1. There are writers in RWA who turn into contest junkies, polishing and re-polishing their opening 25-50 pages without giving the same attention to the rest of their book, and sometimes without even finishing it.

2. What constitutes a good opening is largely subjective. E.g. I think the "Goldilocks feedback" I got doesn't mean I have a bad story, nor that the readers who didn't like it are bad judges--it's just a difference in taste and values.

Anonymous said...

There are writers in RWA who turn into contest junkies, polishing and re-polishing their opening 25-50 pages without giving the same attention to the rest of their book, and sometimes without even finishing it.

Yes, that's clearly suboptimal.

What constitutes a good opening is largely subjective.

I'd say partly subjective; I think it's got to:

(1) try to grab the reader, in particular the reader who will enjoy the rest of the novel;
(2) showcase a prose style that's inviting and perhaps even arresting, and also an indication of what's to come;
(3) introduce at least one of the major characters (and for a romance probably both heroine & hero) and make the reader care about their fate (either positively or negatively).

Obviously readers will differ on to what extent these aims are achieved by a given opening, but I think the majority of fiction would need broadly to follow those guides.
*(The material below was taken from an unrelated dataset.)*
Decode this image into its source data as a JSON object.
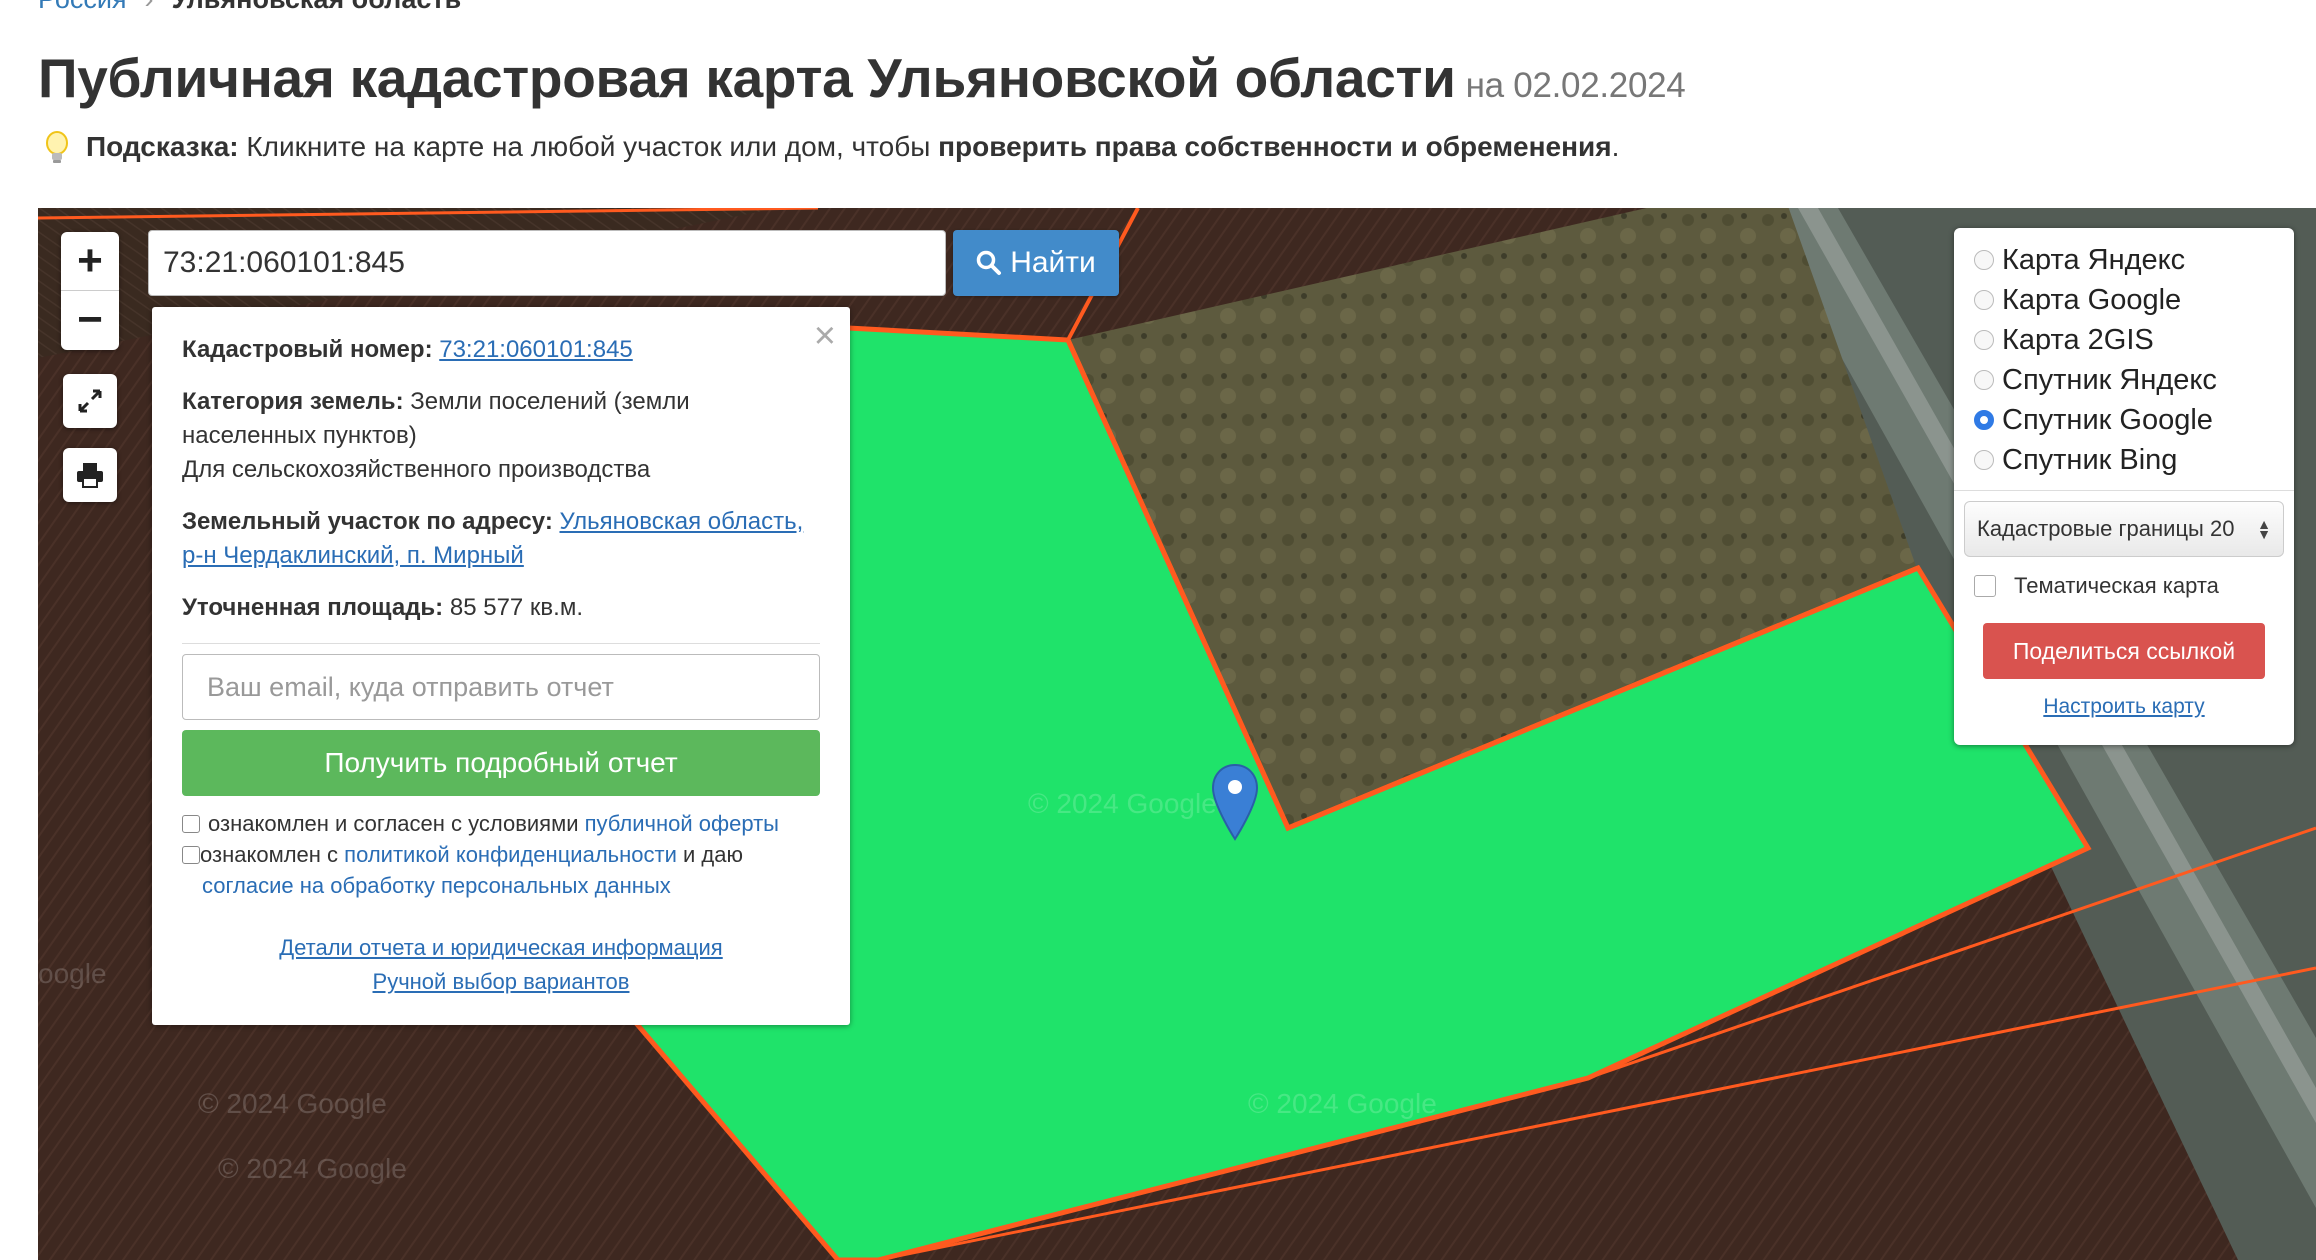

Also, I think they are reasonably objective, in that they judge the story on its merits rather than imposing an artificial requirement for a hot relationship, a cold relationship, or whatever.

Espresso Addict

Susan Wilbanks said...

Oh, I totally agree that there ARE objective criteria for writing quality, in openings and elsewhere--they're just hard to completely pick apart from one's subjective reaction. And most of these contests, for all they encourage judges to be objective, have some subjective questions on their scoresheets. To name two I've seen, "Is the hero an appealing character? Do you wish you were his heroine?" is inherently subjective. "Do you want to read more of this book?" Hella subjective. I try to bring as much objectivity as I can to those questions--I mean, I'm not going to say, "I don't want to read the rest of your book because I never read pirate heroes"--but it's hard to keep my tastes out of it completely.

Anonymous said...

Oh, it sounds like the problem is the scoresheet! I've not been involved with these types of comp, but did run a set of judged fanfiction awards for a couple of years, and it's so important to make sure that judges are at least doing their best to judge intrinsic quality, not whether they personally liked it.

Trouble is, some amateur judges are always going to struggle on that.